Over the weekend, Sprint
Tracking stocks may have made sense in the 1990s when chunky corporate behemoths found themselves harboring rapidly growing subsidiaries. Tracking stocks allowed investors to benefit from the rapid growth subsidiary free of the anchor of the larger business.
Companies like Disney
Wireless was a booming sector just a couple of years ago. However, a cutthroat mentality has kept margins under pressure. Last November's move allowing cell phone users to move their existing wireless number to a new service provider will only make it harder to retain customers in the future.
Even so, this latest move won't come cheap for Sprint, which expects to maintain its quarterly dividend. Sprint PCS investors who once welcomed a lack of income distributions in the pursuit of wireless growth will now give Sprint more mouths to feed the stock's 2.8% yield.
So the tracking stocks have been derailed. Again. Well, at least until the next hot sub-sector emerges.Do you think wireless portability will hurt service providers? What do cellular companies need to do to get back on the growth track? Were tracking stocks a trendy mistake? All this and more -- in the Wireless World discussion board. Only on Fool.com.

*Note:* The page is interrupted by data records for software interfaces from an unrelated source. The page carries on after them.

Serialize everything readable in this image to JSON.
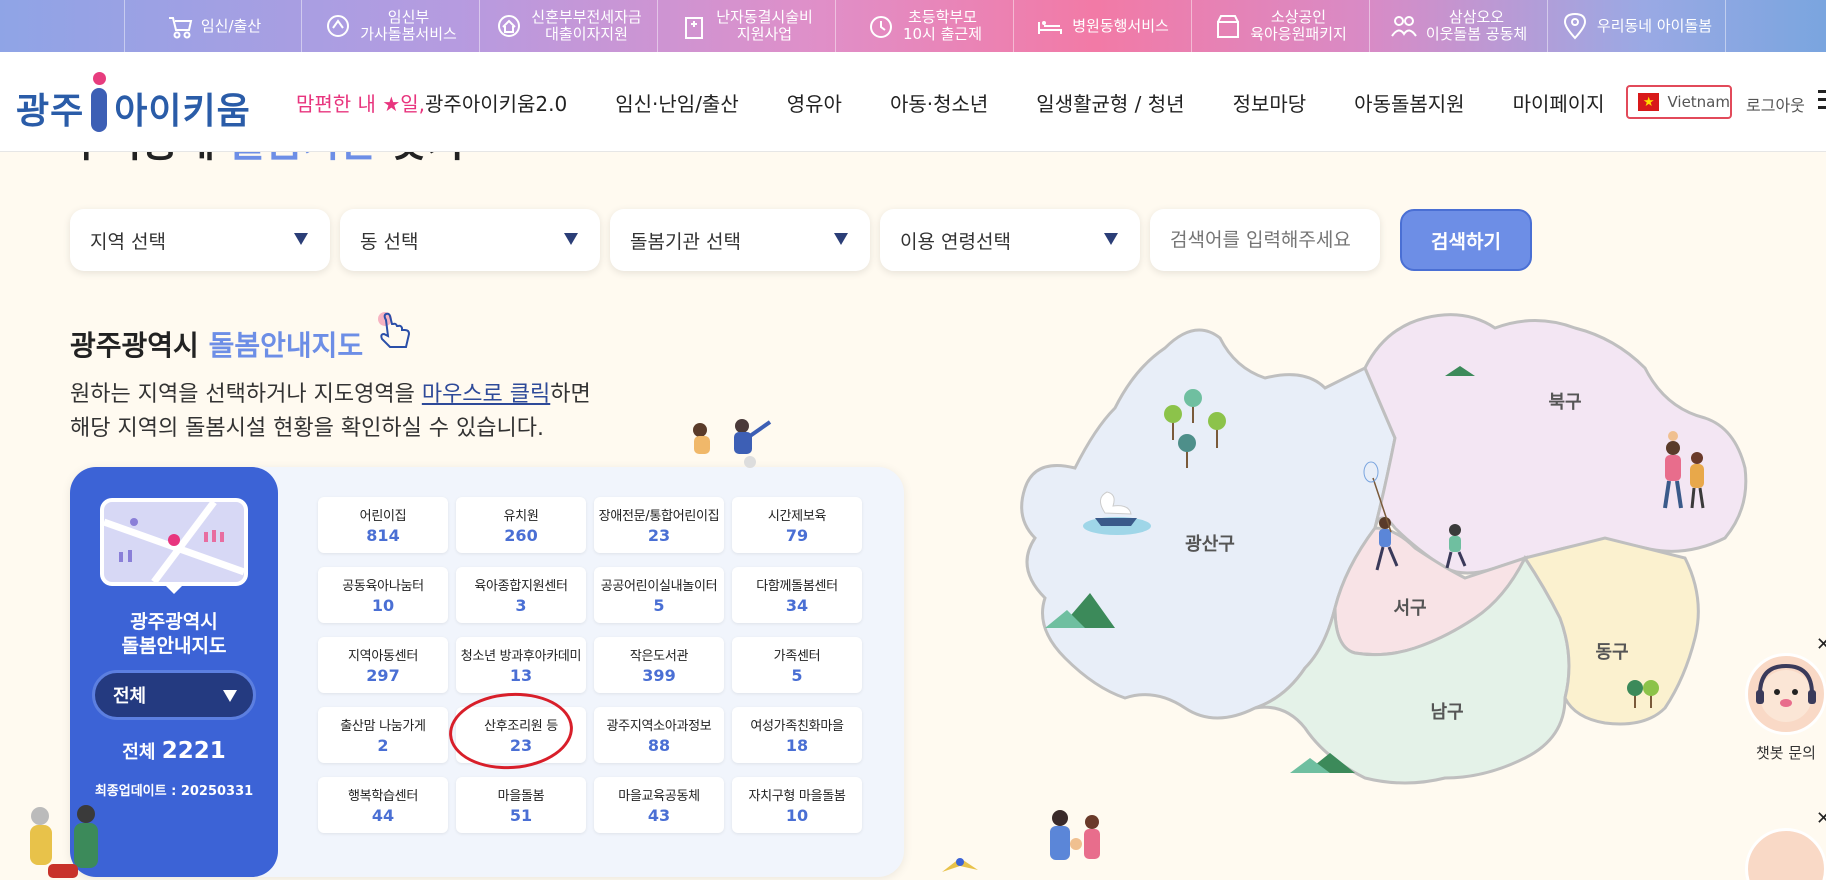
{
  "topbar": {
    "items": [
      {
        "label": "임신/출산",
        "icon": "stroller-icon"
      },
      {
        "label": "임신부\n가사돌봄서비스",
        "icon": "cleaning-hand-icon"
      },
      {
        "label": "신혼부부전세자금\n대출이자지원",
        "icon": "house-loan-icon"
      },
      {
        "label": "난자동결시술비\n지원사업",
        "icon": "hospital-icon"
      },
      {
        "label": "초등학부모\n10시 출근제",
        "icon": "alarm-clock-icon"
      },
      {
        "label": "병원동행서비스",
        "icon": "hospital-bed-icon"
      },
      {
        "label": "소상공인\n육아응원패키지",
        "icon": "shop-icon"
      },
      {
        "label": "삼삼오오\n이웃돌봄 공동체",
        "icon": "people-group-icon"
      },
      {
        "label": "우리동네 아이돌봄",
        "icon": "map-pin-icon"
      }
    ]
  },
  "header": {
    "logo_left": "광주",
    "logo_right": "아이키움",
    "nav": [
      {
        "pink": "맘편한 내 ★일,",
        "rest": "광주아이키움2.0"
      },
      {
        "pink": "",
        "rest": "임신·난임/출산"
      },
      {
        "pink": "",
        "rest": "영유아"
      },
      {
        "pink": "",
        "rest": "아동·청소년"
      },
      {
        "pink": "",
        "rest": "일생활균형 / 청년"
      },
      {
        "pink": "",
        "rest": "정보마당"
      },
      {
        "pink": "",
        "rest": "아동돌봄지원"
      },
      {
        "pink": "",
        "rest": "마이페이지"
      }
    ],
    "language": "Vietnam",
    "flag_star": "★",
    "logout": "로그아웃"
  },
  "cut_heading": {
    "prefix": "우리동네 ",
    "blue": "돌봄기관",
    "suffix": " 찾기"
  },
  "search": {
    "region": "지역 선택",
    "dong": "동 선택",
    "facility": "돌봄기관 선택",
    "age": "이용 연령선택",
    "placeholder": "검색어를 입력해주세요",
    "button": "검색하기"
  },
  "section": {
    "title_black": "광주광역시 ",
    "title_blue": "돌봄안내지도",
    "desc_1": "원하는 지역을 선택하거나 지도영역을 ",
    "desc_link": "마우스로 클릭",
    "desc_2": "하면",
    "desc_3": "해당 지역의 돌봄시설 현황을 확인하실 수 있습니다."
  },
  "panel": {
    "side_title": "광주광역시\n돌봄안내지도",
    "region_value": "전체",
    "total_label": "전체 ",
    "total_value": "2221",
    "updated": "최종업데이트 : 20250331",
    "categories": [
      {
        "name": "어린이집",
        "count": "814"
      },
      {
        "name": "유치원",
        "count": "260"
      },
      {
        "name": "장애전문/통합어린이집",
        "count": "23"
      },
      {
        "name": "시간제보육",
        "count": "79"
      },
      {
        "name": "공동육아나눔터",
        "count": "10"
      },
      {
        "name": "육아종합지원센터",
        "count": "3"
      },
      {
        "name": "공공어린이실내놀이터",
        "count": "5"
      },
      {
        "name": "다함께돌봄센터",
        "count": "34"
      },
      {
        "name": "지역아동센터",
        "count": "297"
      },
      {
        "name": "청소년 방과후아카데미",
        "count": "13"
      },
      {
        "name": "작은도서관",
        "count": "399"
      },
      {
        "name": "가족센터",
        "count": "5"
      },
      {
        "name": "출산맘 나눔가게",
        "count": "2"
      },
      {
        "name": "산후조리원 등",
        "count": "23"
      },
      {
        "name": "광주지역소아과정보",
        "count": "88"
      },
      {
        "name": "여성가족친화마을",
        "count": "18"
      },
      {
        "name": "행복학습센터",
        "count": "44"
      },
      {
        "name": "마을돌봄",
        "count": "51"
      },
      {
        "name": "마을교육공동체",
        "count": "43"
      },
      {
        "name": "자치구형 마을돌봄",
        "count": "10"
      }
    ]
  },
  "map": {
    "districts": [
      "광산구",
      "북구",
      "서구",
      "동구",
      "남구"
    ],
    "colors": {
      "gwangsan": "#e8eef8",
      "buk": "#f3e6f3",
      "seo": "#f8e3e6",
      "dong": "#fbf1cf",
      "nam": "#e4f2e8"
    }
  },
  "chatbot": {
    "label": "챗봇 문의"
  }
}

Longtime Fool contributor Rick Munarriz barely uses his wireless phone. He does own shares in Disney but of no other companies mentioned in this story.